Supplied information Block Start

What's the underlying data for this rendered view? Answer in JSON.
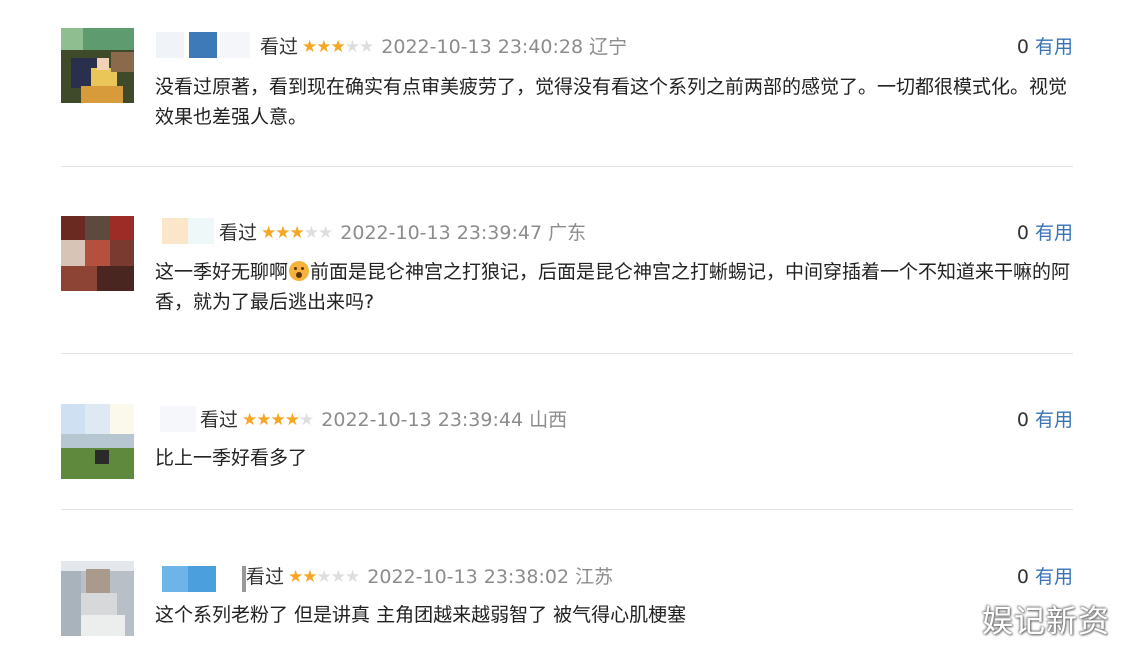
{
  "comments": [
    {
      "avatar_desc_icon": "user-avatar",
      "watched": "看过",
      "rating": 3,
      "max_rating": 5,
      "time": "2022-10-13 23:40:28",
      "location": "辽宁",
      "useful_count": "0",
      "useful_label": "有用",
      "text": "没看过原著，看到现在确实有点审美疲劳了，觉得没有看这个系列之前两部的感觉了。一切都很模式化。视觉效果也差强人意。"
    },
    {
      "avatar_desc_icon": "user-avatar",
      "watched": "看过",
      "rating": 3,
      "max_rating": 5,
      "time": "2022-10-13 23:39:47",
      "location": "广东",
      "useful_count": "0",
      "useful_label": "有用",
      "text_before": "这一季好无聊啊",
      "emoji_icon": "surprised-face-emoji",
      "text_after": "前面是昆仑神宫之打狼记，后面是昆仑神宫之打蜥蜴记，中间穿插着一个不知道来干嘛的阿香，就为了最后逃出来吗?"
    },
    {
      "avatar_desc_icon": "user-avatar",
      "watched": "看过",
      "rating": 4,
      "max_rating": 5,
      "time": "2022-10-13 23:39:44",
      "location": "山西",
      "useful_count": "0",
      "useful_label": "有用",
      "text": "比上一季好看多了"
    },
    {
      "avatar_desc_icon": "user-avatar",
      "watched": "看过",
      "rating": 2,
      "max_rating": 5,
      "time": "2022-10-13 23:38:02",
      "location": "江苏",
      "useful_count": "0",
      "useful_label": "有用",
      "text": "这个系列老粉了 但是讲真 主角团越来越弱智了 被气得心肌梗塞"
    }
  ],
  "watermark": "娱记新资",
  "colors": {
    "star_on": "#f5a623",
    "star_off": "#dedede",
    "link": "#3773b5",
    "time": "#8c8c8c"
  }
}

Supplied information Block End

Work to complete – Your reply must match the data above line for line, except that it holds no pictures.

Result of the task –
What's the underlying data for this rendered view? Answer in JSON.
{
  "comments": [
    {
      "avatar_desc_icon": "user-avatar",
      "watched": "看过",
      "rating": 3,
      "max_rating": 5,
      "time": "2022-10-13 23:40:28",
      "location": "辽宁",
      "useful_count": "0",
      "useful_label": "有用",
      "text": "没看过原著，看到现在确实有点审美疲劳了，觉得没有看这个系列之前两部的感觉了。一切都很模式化。视觉效果也差强人意。"
    },
    {
      "avatar_desc_icon": "user-avatar",
      "watched": "看过",
      "rating": 3,
      "max_rating": 5,
      "time": "2022-10-13 23:39:47",
      "location": "广东",
      "useful_count": "0",
      "useful_label": "有用",
      "text_before": "这一季好无聊啊",
      "emoji_icon": "surprised-face-emoji",
      "text_after": "前面是昆仑神宫之打狼记，后面是昆仑神宫之打蜥蜴记，中间穿插着一个不知道来干嘛的阿香，就为了最后逃出来吗?"
    },
    {
      "avatar_desc_icon": "user-avatar",
      "watched": "看过",
      "rating": 4,
      "max_rating": 5,
      "time": "2022-10-13 23:39:44",
      "location": "山西",
      "useful_count": "0",
      "useful_label": "有用",
      "text": "比上一季好看多了"
    },
    {
      "avatar_desc_icon": "user-avatar",
      "watched": "看过",
      "rating": 2,
      "max_rating": 5,
      "time": "2022-10-13 23:38:02",
      "location": "江苏",
      "useful_count": "0",
      "useful_label": "有用",
      "text": "这个系列老粉了 但是讲真 主角团越来越弱智了 被气得心肌梗塞"
    }
  ],
  "watermark": "娱记新资",
  "colors": {
    "star_on": "#f5a623",
    "star_off": "#dedede",
    "link": "#3773b5",
    "time": "#8c8c8c"
  }
}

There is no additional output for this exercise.